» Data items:
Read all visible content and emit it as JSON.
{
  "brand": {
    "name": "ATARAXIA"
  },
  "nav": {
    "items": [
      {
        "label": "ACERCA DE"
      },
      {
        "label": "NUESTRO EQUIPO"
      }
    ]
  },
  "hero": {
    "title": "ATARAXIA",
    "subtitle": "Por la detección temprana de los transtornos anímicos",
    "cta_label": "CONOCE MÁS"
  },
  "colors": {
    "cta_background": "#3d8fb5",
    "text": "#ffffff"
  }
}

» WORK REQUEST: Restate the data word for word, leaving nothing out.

» SOLUTION TO THE PROBLEM:
Read all visible content and emit it as JSON.
{
  "brand": {
    "name": "ATARAXIA"
  },
  "nav": {
    "items": [
      {
        "label": "ACERCA DE"
      },
      {
        "label": "NUESTRO EQUIPO"
      }
    ]
  },
  "hero": {
    "title": "ATARAXIA",
    "subtitle": "Por la detección temprana de los transtornos anímicos",
    "cta_label": "CONOCE MÁS"
  },
  "colors": {
    "cta_background": "#3d8fb5",
    "text": "#ffffff"
  }
}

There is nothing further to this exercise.